A patron introduced me to Paul Butler's Let's Get Free: A Hip-Hip Theory of Justice which was excellent, so I decided to read Chokehold: Policing Black Men which was also an excellent. Butler was a persecutor in Washington D. C. who, after his own unjust arrest and jailing, became sickened by being part of the system that unduly arrests, prosecutes and cages black men in the name of law and order or justice and corrections.
Chokehold is about how society constructs black men as thugs and controls them through the criminal justice system. A chapter on "Sex and Torture" describes of police and guards violate the bodies of black men. Butler identifies how police and cultural violence contribute to the "internal chokehold" of "black on black" violence; another chapter criticizes President Obama's "Brothers Keeper" program for focusing on individual choice without acknowledging or addressing systematic oppression. The center piece of the book is Butler's expansion of "the talk" that black parents give to their sons, from his perspective of a prosecutor and frequent "suspect"; it includes advice on how to avoid police attention, what to do and how to interact with police, lawyers, judges and juries; this chapter is colloquially written and informed by interviews with groups of prisoners and lawyers.
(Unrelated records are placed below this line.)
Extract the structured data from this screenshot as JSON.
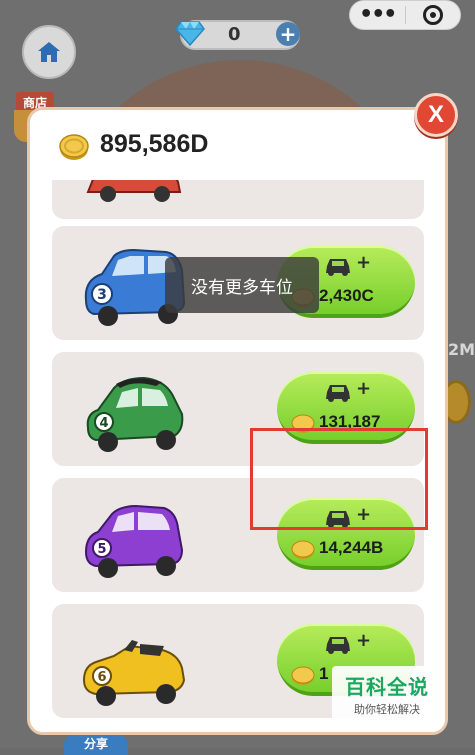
{
  "top_bar": {
    "gem_value": "0",
    "gem_plus": "+",
    "more_icon": "more-dots-icon",
    "close_mini_icon": "target-circle-icon"
  },
  "background": {
    "shop_label": "商店",
    "side_text": "2M"
  },
  "modal": {
    "balance": "895,586D",
    "close_label": "X"
  },
  "cars": [
    {
      "name": "car-level-2",
      "price": "",
      "color": "#d84a3a",
      "number": ""
    },
    {
      "name": "car-level-3",
      "price": "2,430C",
      "color": "#3a7bd5",
      "number": "3"
    },
    {
      "name": "car-level-4",
      "price": "131,187",
      "color": "#3a9b4a",
      "number": "4"
    },
    {
      "name": "car-level-5",
      "price": "14,244B",
      "color": "#8c3fd0",
      "number": "5"
    },
    {
      "name": "car-level-6",
      "price": "1",
      "color": "#f0c020",
      "number": "6"
    }
  ],
  "toast": {
    "message": "没有更多车位"
  },
  "buy_plus": "+",
  "watermark": {
    "main": "百科全说",
    "sub": "助你轻松解决"
  },
  "bottom_peek": "分享"
}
Finally, the book discusses the past and present roles of black organizations and movements, and the place of violence and disruption in throwing off the chokehold.